6. Use baking paper to Line a shallow medium sized baking tray or tin , carefully pour in your mixture, flatten and compress the mixture with an icing spatula (or the back of a spoon)
7. Put in the oven for 10-15 minutes until golden on-top
8. Remove from the oven and allow to cool before dividing into bars, wrap in clingfilm or foil ready for your ride.
A little while since I posted on my website and lots has changed including a few new or rediscovered hobbies including ice skating (with a view to playing ice hockey) and road cycling having acquired a bike from a friend (cheers Aaron). With this I have decided to target at least one cycling event this year, its hard to know exactly what type of event to hit, I needed something that was open to a novice but also offer a challenge in terms of pushing myself to a new level of fitness to achieve it. After some thought I have booked my place to-do the Wiggle Chiltern Classic Sportive which is based around High Wycombe not far from where I live, my friend Samps will also be taking part in the event and has become a stable riding buddy (when I can still see him after he drops me on every hill cheers mate)
The trusty steed
The event offers 3 rides Epic which is around 102 miles and 5,990 ft elevation gain, the Standard which is 73 miles with 4,483 ft elevation gain and the Short which offers 40 miles at around 2,900 ft elevation gain. I took the decision to opt for the Standard event as I feel it offers me something to get my teeth into but also a challenge I feel is achievable.
To achieve this I have adapted a training plan from the internet that targets those riding a 100 mile event, I have kept all of the mileage the same as the 100 mile event despite the fact I will be riding 73. I am not massively strict on the training plan I try to target around 70-80 miles per week at the moment which is week 3. I think the main thing about training for this type of ride is getting miles through your legs and building that muscle memory. The one part that I am struggling with is fueling properly something that I need to work on as my rides get longer and normally the biggest reason people fail to complete this types of ride.
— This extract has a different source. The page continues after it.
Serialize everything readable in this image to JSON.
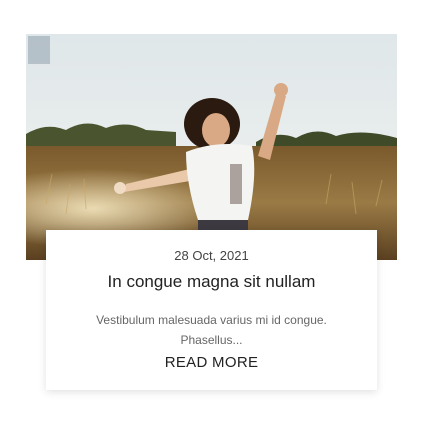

I am going to start using the website as a journal for my riding blogging about different rides, places, experiences, how the training is going and more. Time to go read about fueling during a ride.. until next time..
Configuring proxy settings for Wi-Fi connections on Android devices is a 3-5 year long headache for users of popular Android OS’s of which 700,000 are being activated every day , you would think with a product distributing at this volume they would have solved a basic option used in nearly every organisation/school in the world which is to set a proxy server.
What is a proxy server?
Generally proxy servers are used to speed up the process of transfering data between the server and your computer. One of the best ways to show this process is to think about a mini supermarket which enables you to purchase certain items without having to travel further to the bigger supermarket. In a school or work environment proxy servers are used can be used to achieve extra security; how? you can apply a proxy to a certain user and this can channel the user out of a different route on this route they may have added security filters for example blocking games or chat room sites.
HTC One x – Configuring proxy settings on a Wi-Fi connection
- Goto Settings on the phones menu
- Open up your Wi-Fi settings under the Settings Menu
- Onces on the Wi-Fi menu hold your finger down on the Wi-Fi connection you want to modify the settings for
- A sub menu will appear saying the Network name and ‘Forget network’ or ‘Modify network’ select ‘Modify Network’
- Make sure you now tick ‘Show advanced options” and under the Proxy settings menu select ‘Manual’
- You can now enter your proxy details including the hostname and port number, click save and you are done (see image below)